* What is expected:
The entries below must be retyped exactly. Pictures are to be omitted.

Excerpts from an interface dataset:
:::

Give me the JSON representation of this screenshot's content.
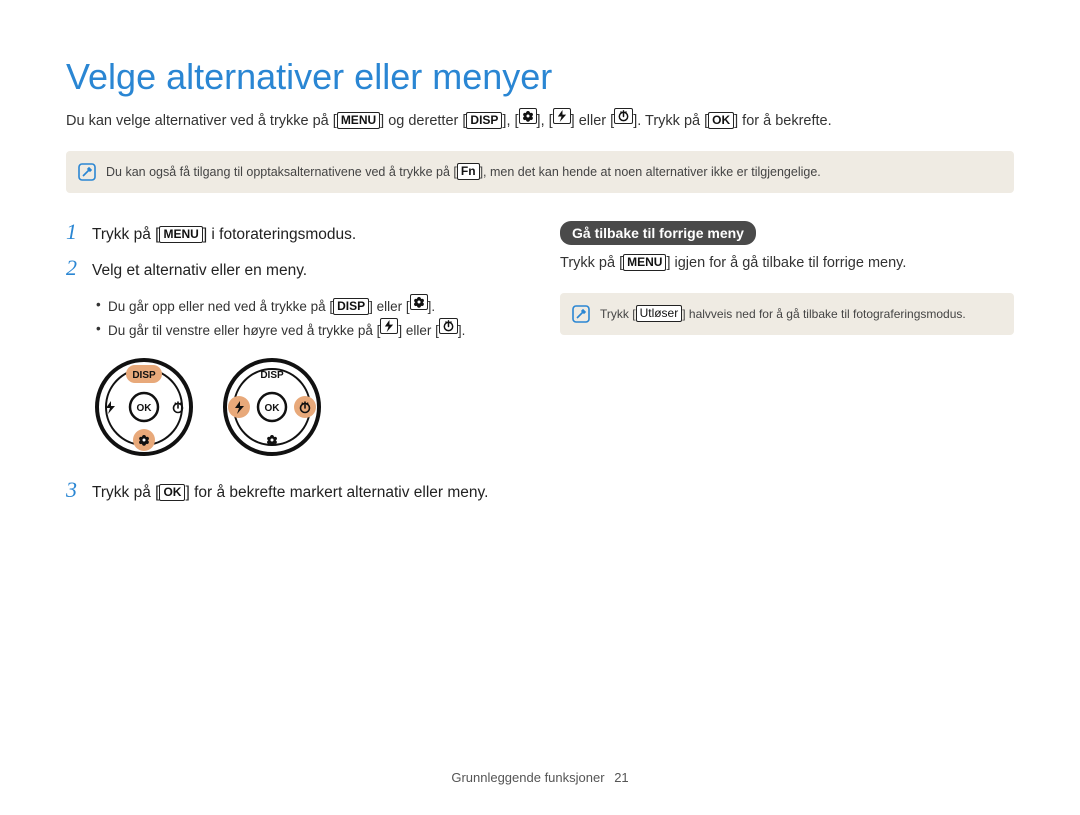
{
  "title": "Velge alternativer eller menyer",
  "intro": {
    "pre": "Du kan velge alternativer ved å trykke på [",
    "key_menu": "MENU",
    "after_menu": "] og deretter [",
    "key_disp": "DISP",
    "sep1": "], [",
    "sep2": "], [",
    "sep3": "] eller [",
    "after_icons": "]. Trykk på [",
    "key_ok": "OK",
    "tail": "] for å bekrefte."
  },
  "topnote": {
    "pre": "Du kan også få tilgang til opptaksalternativene ved å trykke på [",
    "key_fn": "Fn",
    "post": "], men det kan hende at noen alternativer ikke er tilgjengelige."
  },
  "steps": {
    "s1": {
      "num": "1",
      "pre": "Trykk på [",
      "key": "MENU",
      "post": "] i fotorateringsmodus."
    },
    "s2": {
      "num": "2",
      "text": "Velg et alternativ eller en meny."
    },
    "bullet1": {
      "pre": "Du går opp eller ned ved å trykke på [",
      "key": "DISP",
      "mid": "] eller [",
      "tail": "]."
    },
    "bullet2": {
      "pre": "Du går til venstre eller høyre ved å trykke på [",
      "mid": "] eller [",
      "tail": "]."
    },
    "s3": {
      "num": "3",
      "pre": "Trykk på [",
      "key": "OK",
      "post": "] for å bekrefte markert alternativ eller meny."
    }
  },
  "dial": {
    "disp": "DISP",
    "ok": "OK"
  },
  "right": {
    "pill": "Gå tilbake til forrige meny",
    "line": {
      "pre": "Trykk på [",
      "key": "MENU",
      "post": "] igjen for å gå tilbake til forrige meny."
    },
    "note": {
      "pre": "Trykk [",
      "key": "Utløser",
      "post": "] halvveis ned for å gå tilbake til fotograferingsmodus."
    }
  },
  "footer": {
    "section": "Grunnleggende funksjoner",
    "page": "21"
  }
}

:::

* Answer below:
Give me the JSON representation of this screenshot's content.
{
  "title": "Velge alternativer eller menyer",
  "intro": {
    "pre": "Du kan velge alternativer ved å trykke på [",
    "key_menu": "MENU",
    "after_menu": "] og deretter [",
    "key_disp": "DISP",
    "sep1": "], [",
    "sep2": "], [",
    "sep3": "] eller [",
    "after_icons": "]. Trykk på [",
    "key_ok": "OK",
    "tail": "] for å bekrefte."
  },
  "topnote": {
    "pre": "Du kan også få tilgang til opptaksalternativene ved å trykke på [",
    "key_fn": "Fn",
    "post": "], men det kan hende at noen alternativer ikke er tilgjengelige."
  },
  "steps": {
    "s1": {
      "num": "1",
      "pre": "Trykk på [",
      "key": "MENU",
      "post": "] i fotorateringsmodus."
    },
    "s2": {
      "num": "2",
      "text": "Velg et alternativ eller en meny."
    },
    "bullet1": {
      "pre": "Du går opp eller ned ved å trykke på [",
      "key": "DISP",
      "mid": "] eller [",
      "tail": "]."
    },
    "bullet2": {
      "pre": "Du går til venstre eller høyre ved å trykke på [",
      "mid": "] eller [",
      "tail": "]."
    },
    "s3": {
      "num": "3",
      "pre": "Trykk på [",
      "key": "OK",
      "post": "] for å bekrefte markert alternativ eller meny."
    }
  },
  "dial": {
    "disp": "DISP",
    "ok": "OK"
  },
  "right": {
    "pill": "Gå tilbake til forrige meny",
    "line": {
      "pre": "Trykk på [",
      "key": "MENU",
      "post": "] igjen for å gå tilbake til forrige meny."
    },
    "note": {
      "pre": "Trykk [",
      "key": "Utløser",
      "post": "] halvveis ned for å gå tilbake til fotograferingsmodus."
    }
  },
  "footer": {
    "section": "Grunnleggende funksjoner",
    "page": "21"
  }
}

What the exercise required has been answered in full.